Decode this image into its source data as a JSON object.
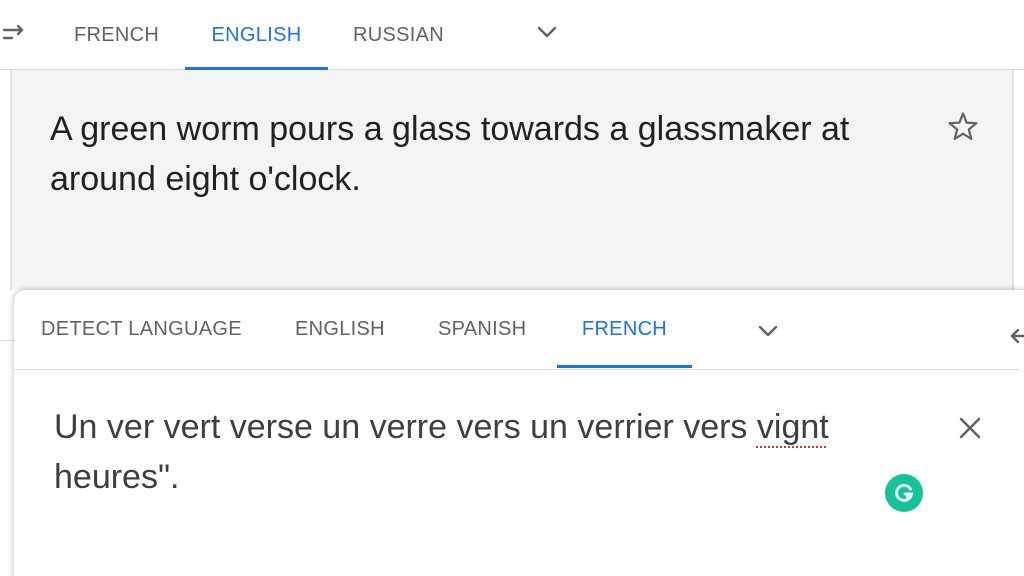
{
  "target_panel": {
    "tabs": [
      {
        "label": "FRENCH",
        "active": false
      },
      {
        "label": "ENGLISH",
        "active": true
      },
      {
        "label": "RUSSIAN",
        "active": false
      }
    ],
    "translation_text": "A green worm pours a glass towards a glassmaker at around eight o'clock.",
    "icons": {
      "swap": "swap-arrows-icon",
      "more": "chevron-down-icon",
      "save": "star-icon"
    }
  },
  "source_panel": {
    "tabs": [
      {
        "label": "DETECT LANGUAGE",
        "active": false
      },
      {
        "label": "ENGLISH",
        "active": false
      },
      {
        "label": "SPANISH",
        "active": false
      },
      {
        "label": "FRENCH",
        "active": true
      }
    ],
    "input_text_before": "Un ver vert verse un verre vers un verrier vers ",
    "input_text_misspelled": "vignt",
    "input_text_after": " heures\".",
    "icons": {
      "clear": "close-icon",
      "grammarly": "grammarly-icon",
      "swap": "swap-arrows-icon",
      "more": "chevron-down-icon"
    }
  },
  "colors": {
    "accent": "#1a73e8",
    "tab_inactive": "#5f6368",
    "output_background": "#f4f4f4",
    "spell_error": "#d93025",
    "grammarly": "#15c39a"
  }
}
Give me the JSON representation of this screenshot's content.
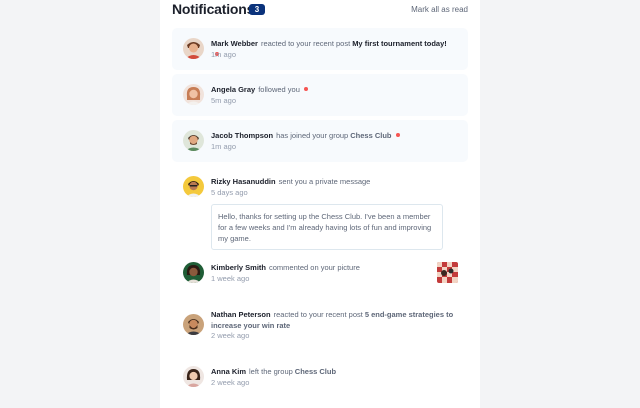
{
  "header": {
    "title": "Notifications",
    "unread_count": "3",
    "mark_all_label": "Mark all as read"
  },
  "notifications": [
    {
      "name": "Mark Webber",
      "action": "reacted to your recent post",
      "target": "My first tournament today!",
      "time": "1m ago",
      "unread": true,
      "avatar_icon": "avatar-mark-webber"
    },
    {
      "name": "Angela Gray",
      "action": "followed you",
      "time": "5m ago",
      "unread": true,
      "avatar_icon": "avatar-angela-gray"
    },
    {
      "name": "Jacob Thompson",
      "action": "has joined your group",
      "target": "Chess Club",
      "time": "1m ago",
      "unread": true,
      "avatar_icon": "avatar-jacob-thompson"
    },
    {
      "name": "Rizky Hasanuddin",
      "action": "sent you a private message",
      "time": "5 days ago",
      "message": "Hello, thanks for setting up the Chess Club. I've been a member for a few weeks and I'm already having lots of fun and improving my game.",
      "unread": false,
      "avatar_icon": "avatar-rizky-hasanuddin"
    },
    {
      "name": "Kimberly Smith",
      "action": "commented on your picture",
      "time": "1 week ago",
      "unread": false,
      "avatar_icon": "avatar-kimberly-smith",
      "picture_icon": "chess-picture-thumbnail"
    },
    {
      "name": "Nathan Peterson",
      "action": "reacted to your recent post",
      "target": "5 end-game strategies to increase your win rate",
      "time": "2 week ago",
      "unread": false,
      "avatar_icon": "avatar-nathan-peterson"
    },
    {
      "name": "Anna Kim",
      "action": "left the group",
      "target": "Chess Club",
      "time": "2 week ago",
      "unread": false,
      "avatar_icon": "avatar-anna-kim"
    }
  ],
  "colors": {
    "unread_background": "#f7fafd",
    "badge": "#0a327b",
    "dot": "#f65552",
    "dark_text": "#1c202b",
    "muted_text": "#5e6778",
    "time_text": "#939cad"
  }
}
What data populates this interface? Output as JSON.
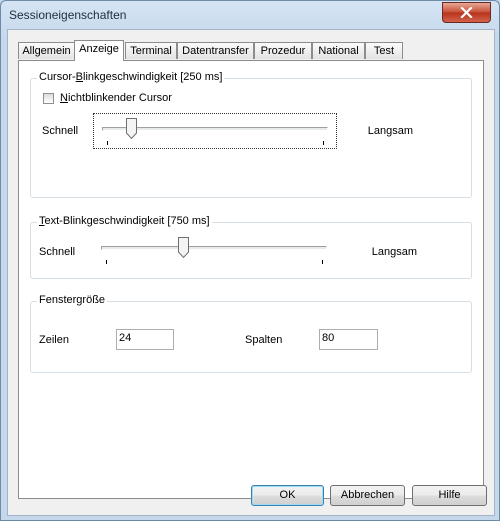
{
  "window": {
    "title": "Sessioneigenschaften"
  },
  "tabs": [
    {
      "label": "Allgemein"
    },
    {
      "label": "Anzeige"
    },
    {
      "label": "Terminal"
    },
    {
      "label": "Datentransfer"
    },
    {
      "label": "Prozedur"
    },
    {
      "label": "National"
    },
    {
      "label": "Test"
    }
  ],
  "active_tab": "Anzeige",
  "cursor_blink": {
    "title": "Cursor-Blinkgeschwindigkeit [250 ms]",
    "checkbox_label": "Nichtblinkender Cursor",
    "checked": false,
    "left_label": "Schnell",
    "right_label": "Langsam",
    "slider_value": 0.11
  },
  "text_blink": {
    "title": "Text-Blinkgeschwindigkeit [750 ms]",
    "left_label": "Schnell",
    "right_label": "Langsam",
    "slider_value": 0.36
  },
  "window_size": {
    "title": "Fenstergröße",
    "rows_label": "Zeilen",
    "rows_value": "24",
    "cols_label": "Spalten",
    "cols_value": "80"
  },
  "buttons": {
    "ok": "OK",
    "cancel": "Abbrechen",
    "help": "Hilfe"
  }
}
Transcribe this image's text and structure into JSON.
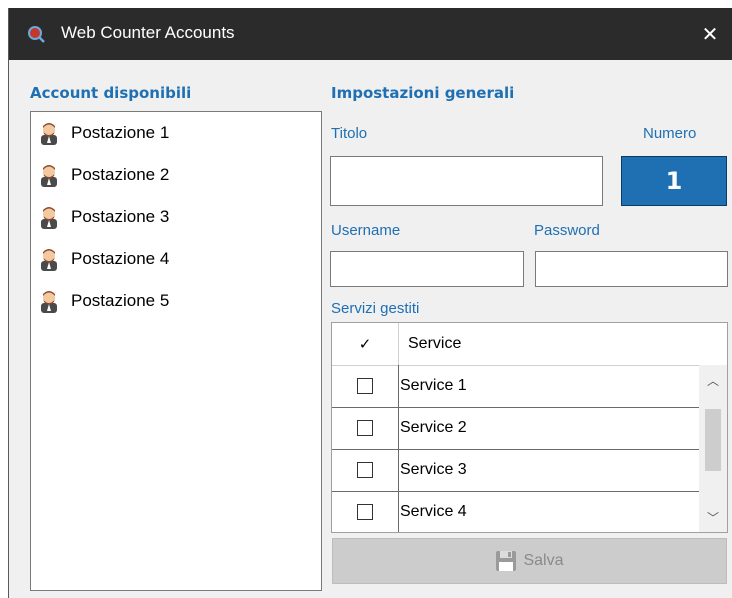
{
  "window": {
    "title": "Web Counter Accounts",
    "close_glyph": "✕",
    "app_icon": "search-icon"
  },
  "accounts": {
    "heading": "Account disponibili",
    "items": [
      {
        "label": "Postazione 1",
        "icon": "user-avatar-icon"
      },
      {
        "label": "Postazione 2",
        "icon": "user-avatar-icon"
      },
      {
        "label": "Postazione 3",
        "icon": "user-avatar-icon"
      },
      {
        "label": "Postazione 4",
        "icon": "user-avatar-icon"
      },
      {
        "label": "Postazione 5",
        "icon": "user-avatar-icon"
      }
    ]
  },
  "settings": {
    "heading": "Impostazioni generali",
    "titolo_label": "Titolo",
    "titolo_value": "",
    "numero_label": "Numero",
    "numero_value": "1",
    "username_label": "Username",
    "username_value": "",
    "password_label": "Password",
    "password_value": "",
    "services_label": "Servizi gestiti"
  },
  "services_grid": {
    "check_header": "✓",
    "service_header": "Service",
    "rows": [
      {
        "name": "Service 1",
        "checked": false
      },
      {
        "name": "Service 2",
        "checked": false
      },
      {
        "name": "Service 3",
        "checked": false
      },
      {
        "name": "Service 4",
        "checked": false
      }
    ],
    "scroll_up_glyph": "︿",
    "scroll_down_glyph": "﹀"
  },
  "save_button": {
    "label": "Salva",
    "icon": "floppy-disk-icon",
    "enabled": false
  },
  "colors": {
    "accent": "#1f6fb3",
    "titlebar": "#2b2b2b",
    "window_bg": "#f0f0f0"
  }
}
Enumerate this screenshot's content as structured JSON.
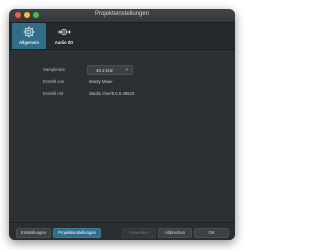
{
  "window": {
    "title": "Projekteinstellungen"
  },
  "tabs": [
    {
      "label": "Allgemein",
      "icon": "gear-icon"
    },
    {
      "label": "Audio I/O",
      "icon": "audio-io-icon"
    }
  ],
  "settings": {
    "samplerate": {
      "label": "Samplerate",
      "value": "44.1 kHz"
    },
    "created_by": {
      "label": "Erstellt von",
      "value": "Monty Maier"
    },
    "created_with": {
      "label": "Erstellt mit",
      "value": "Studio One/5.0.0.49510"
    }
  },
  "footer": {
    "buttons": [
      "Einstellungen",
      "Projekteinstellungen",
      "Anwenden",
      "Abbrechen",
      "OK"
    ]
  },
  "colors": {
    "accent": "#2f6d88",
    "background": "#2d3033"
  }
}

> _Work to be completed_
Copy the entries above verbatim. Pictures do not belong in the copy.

> _Exercise result_
Decode this image into its source data as a JSON object.
{
  "target_panel": {
    "tabs": [
      {
        "label": "FRENCH",
        "active": false
      },
      {
        "label": "ENGLISH",
        "active": true
      },
      {
        "label": "RUSSIAN",
        "active": false
      }
    ],
    "translation_text": "A green worm pours a glass towards a glassmaker at around eight o'clock.",
    "icons": {
      "swap": "swap-arrows-icon",
      "more": "chevron-down-icon",
      "save": "star-icon"
    }
  },
  "source_panel": {
    "tabs": [
      {
        "label": "DETECT LANGUAGE",
        "active": false
      },
      {
        "label": "ENGLISH",
        "active": false
      },
      {
        "label": "SPANISH",
        "active": false
      },
      {
        "label": "FRENCH",
        "active": true
      }
    ],
    "input_text_before": "Un ver vert verse un verre vers un verrier vers ",
    "input_text_misspelled": "vignt",
    "input_text_after": " heures\".",
    "icons": {
      "clear": "close-icon",
      "grammarly": "grammarly-icon",
      "swap": "swap-arrows-icon",
      "more": "chevron-down-icon"
    }
  },
  "colors": {
    "accent": "#1a73e8",
    "tab_inactive": "#5f6368",
    "output_background": "#f4f4f4",
    "spell_error": "#d93025",
    "grammarly": "#15c39a"
  }
}
Give me the JSON representation of this screenshot's content.
{
  "header": {
    "title": "Notifications",
    "unread_count": "3",
    "mark_all_label": "Mark all as read"
  },
  "notifications": [
    {
      "name": "Mark Webber",
      "action": "reacted to your recent post",
      "target": "My first tournament today!",
      "time": "1m ago",
      "unread": true,
      "avatar_icon": "avatar-mark-webber"
    },
    {
      "name": "Angela Gray",
      "action": "followed you",
      "time": "5m ago",
      "unread": true,
      "avatar_icon": "avatar-angela-gray"
    },
    {
      "name": "Jacob Thompson",
      "action": "has joined your group",
      "target": "Chess Club",
      "time": "1m ago",
      "unread": true,
      "avatar_icon": "avatar-jacob-thompson"
    },
    {
      "name": "Rizky Hasanuddin",
      "action": "sent you a private message",
      "time": "5 days ago",
      "message": "Hello, thanks for setting up the Chess Club. I've been a member for a few weeks and I'm already having lots of fun and improving my game.",
      "unread": false,
      "avatar_icon": "avatar-rizky-hasanuddin"
    },
    {
      "name": "Kimberly Smith",
      "action": "commented on your picture",
      "time": "1 week ago",
      "unread": false,
      "avatar_icon": "avatar-kimberly-smith",
      "picture_icon": "chess-picture-thumbnail"
    },
    {
      "name": "Nathan Peterson",
      "action": "reacted to your recent post",
      "target": "5 end-game strategies to increase your win rate",
      "time": "2 week ago",
      "unread": false,
      "avatar_icon": "avatar-nathan-peterson"
    },
    {
      "name": "Anna Kim",
      "action": "left the group",
      "target": "Chess Club",
      "time": "2 week ago",
      "unread": false,
      "avatar_icon": "avatar-anna-kim"
    }
  ],
  "colors": {
    "unread_background": "#f7fafd",
    "badge": "#0a327b",
    "dot": "#f65552",
    "dark_text": "#1c202b",
    "muted_text": "#5e6778",
    "time_text": "#939cad"
  }
}
What data populates this interface? Output as JSON.
{
  "window": {
    "title": "Sessioneigenschaften"
  },
  "tabs": [
    {
      "label": "Allgemein"
    },
    {
      "label": "Anzeige"
    },
    {
      "label": "Terminal"
    },
    {
      "label": "Datentransfer"
    },
    {
      "label": "Prozedur"
    },
    {
      "label": "National"
    },
    {
      "label": "Test"
    }
  ],
  "active_tab": "Anzeige",
  "cursor_blink": {
    "title": "Cursor-Blinkgeschwindigkeit [250 ms]",
    "checkbox_label": "Nichtblinkender Cursor",
    "checked": false,
    "left_label": "Schnell",
    "right_label": "Langsam",
    "slider_value": 0.11
  },
  "text_blink": {
    "title": "Text-Blinkgeschwindigkeit [750 ms]",
    "left_label": "Schnell",
    "right_label": "Langsam",
    "slider_value": 0.36
  },
  "window_size": {
    "title": "Fenstergröße",
    "rows_label": "Zeilen",
    "rows_value": "24",
    "cols_label": "Spalten",
    "cols_value": "80"
  },
  "buttons": {
    "ok": "OK",
    "cancel": "Abbrechen",
    "help": "Hilfe"
  }
}
Transcribe this image's text and structure into JSON.
{
  "window": {
    "title": "Web Counter Accounts",
    "close_glyph": "✕",
    "app_icon": "search-icon"
  },
  "accounts": {
    "heading": "Account disponibili",
    "items": [
      {
        "label": "Postazione 1",
        "icon": "user-avatar-icon"
      },
      {
        "label": "Postazione 2",
        "icon": "user-avatar-icon"
      },
      {
        "label": "Postazione 3",
        "icon": "user-avatar-icon"
      },
      {
        "label": "Postazione 4",
        "icon": "user-avatar-icon"
      },
      {
        "label": "Postazione 5",
        "icon": "user-avatar-icon"
      }
    ]
  },
  "settings": {
    "heading": "Impostazioni generali",
    "titolo_label": "Titolo",
    "titolo_value": "",
    "numero_label": "Numero",
    "numero_value": "1",
    "username_label": "Username",
    "username_value": "",
    "password_label": "Password",
    "password_value": "",
    "services_label": "Servizi gestiti"
  },
  "services_grid": {
    "check_header": "✓",
    "service_header": "Service",
    "rows": [
      {
        "name": "Service 1",
        "checked": false
      },
      {
        "name": "Service 2",
        "checked": false
      },
      {
        "name": "Service 3",
        "checked": false
      },
      {
        "name": "Service 4",
        "checked": false
      }
    ],
    "scroll_up_glyph": "︿",
    "scroll_down_glyph": "﹀"
  },
  "save_button": {
    "label": "Salva",
    "icon": "floppy-disk-icon",
    "enabled": false
  },
  "colors": {
    "accent": "#1f6fb3",
    "titlebar": "#2b2b2b",
    "window_bg": "#f0f0f0"
  }
}
Enumerate this screenshot's content as structured JSON.
{
  "window": {
    "title": "Projekteinstellungen"
  },
  "tabs": [
    {
      "label": "Allgemein",
      "icon": "gear-icon"
    },
    {
      "label": "Audio I/O",
      "icon": "audio-io-icon"
    }
  ],
  "settings": {
    "samplerate": {
      "label": "Samplerate",
      "value": "44.1 kHz"
    },
    "created_by": {
      "label": "Erstellt von",
      "value": "Monty Maier"
    },
    "created_with": {
      "label": "Erstellt mit",
      "value": "Studio One/5.0.0.49510"
    }
  },
  "footer": {
    "buttons": [
      "Einstellungen",
      "Projekteinstellungen",
      "Anwenden",
      "Abbrechen",
      "OK"
    ]
  },
  "colors": {
    "accent": "#2f6d88",
    "background": "#2d3033"
  }
}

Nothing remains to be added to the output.